- Frames with art or photos: Put all of them on the wall with the nails. This keeps them safe and you can decide about them or replace the art/photo later
Art work: Best to lay flat, if you have a fruit box or an “under the bed bin” or a large portfolio with handles, this is perfect. Otherwise find a place to safely lay flat artwork that is unframed (and fragile)
- which child made it
Trash: goes in recycling or in a plastic bag if not recyclable. When in doubt call it garbage.
Garbage: Goes in plastic bags and out on the curb in your big bin (your friends can take this away as soon as they show up on the curb to avoid pests and critters)
IMMERSION: Just keep going along, making new bags as needed. The goal is to avoid feeling like you have to sort into “Keep, Give Away, or Recycle” . That advice “Touch each thing only once” is bun·kum or nonsense. Just ignore that advice for now. People who have difficulty making decisions can’t do this touch it once thing.
Clutterers have trouble making these decisions. For now we are going to just sort away with no intention of giving away or getting rid of our stuff. Sort as completely as you can. Every time you have something that doesn’t have a place, make a new bag!
This sounds crazy. We are immersing ourselves in our stuff. We are sorting it and touching it and NOT giving it or throwing it away.
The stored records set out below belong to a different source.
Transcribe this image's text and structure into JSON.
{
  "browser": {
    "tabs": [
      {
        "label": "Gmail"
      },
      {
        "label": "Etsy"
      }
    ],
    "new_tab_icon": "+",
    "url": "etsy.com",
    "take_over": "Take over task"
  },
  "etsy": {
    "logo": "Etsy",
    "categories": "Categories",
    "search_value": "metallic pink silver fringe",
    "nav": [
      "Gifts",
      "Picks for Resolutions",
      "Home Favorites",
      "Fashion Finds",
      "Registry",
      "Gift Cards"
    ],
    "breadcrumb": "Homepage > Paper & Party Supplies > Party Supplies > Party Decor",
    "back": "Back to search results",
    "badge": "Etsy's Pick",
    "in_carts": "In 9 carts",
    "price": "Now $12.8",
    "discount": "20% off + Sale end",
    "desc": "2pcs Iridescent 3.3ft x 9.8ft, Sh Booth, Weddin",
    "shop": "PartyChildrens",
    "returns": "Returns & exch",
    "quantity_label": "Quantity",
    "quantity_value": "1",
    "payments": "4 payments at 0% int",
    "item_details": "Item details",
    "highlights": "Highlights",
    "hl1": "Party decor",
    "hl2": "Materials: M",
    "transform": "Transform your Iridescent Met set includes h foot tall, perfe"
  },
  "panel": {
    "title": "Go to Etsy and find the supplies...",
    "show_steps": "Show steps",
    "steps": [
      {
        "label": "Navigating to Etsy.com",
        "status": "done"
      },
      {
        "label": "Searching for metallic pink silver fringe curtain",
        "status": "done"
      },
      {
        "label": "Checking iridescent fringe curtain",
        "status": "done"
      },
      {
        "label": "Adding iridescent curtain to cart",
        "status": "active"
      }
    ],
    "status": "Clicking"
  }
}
Here is an example. Say you have a lot of books. You may feel like sorting by hardcover or paperback, by size, color, or topic. Whatever makes sense to YOU. Go to it. Sort! Use the bags. Sort anyway you want but don’t think about giving away (unless it is in bad shape or you know you don’t want it (have your book give away bag ready!)
Schedule time for someone to help take the bags that you have labeled “out” of your house and schedule a Goodwill, Salvation Army, or Hospice pick up. Ask for friends to take to the curb, to the dump, to recycling (usually there is a drop off), or if you have bins, to the curb and back again empty. If there is no one to help and you can’t do it, call around or have a friend call, or call a senior center to discuss availability of volunteers.
RECYCLE for you: Remember, you don’t have to recycle, but if you have friends who are willing to help you, this is the only way you can do it: The friends recycle for you. They take cans and bottles to recycling center for money (one full leaf bag = about $7 so really consider if it is worth it. You can also call volunteer agencies or have your friends do this. Some animal shelters will pick up towels, blankets, and recycling (and you donate the money to them). Some bike recycling places pick up bikes in any condition to use to repair and teach children about bike safety or to place free bikes around town for transportation.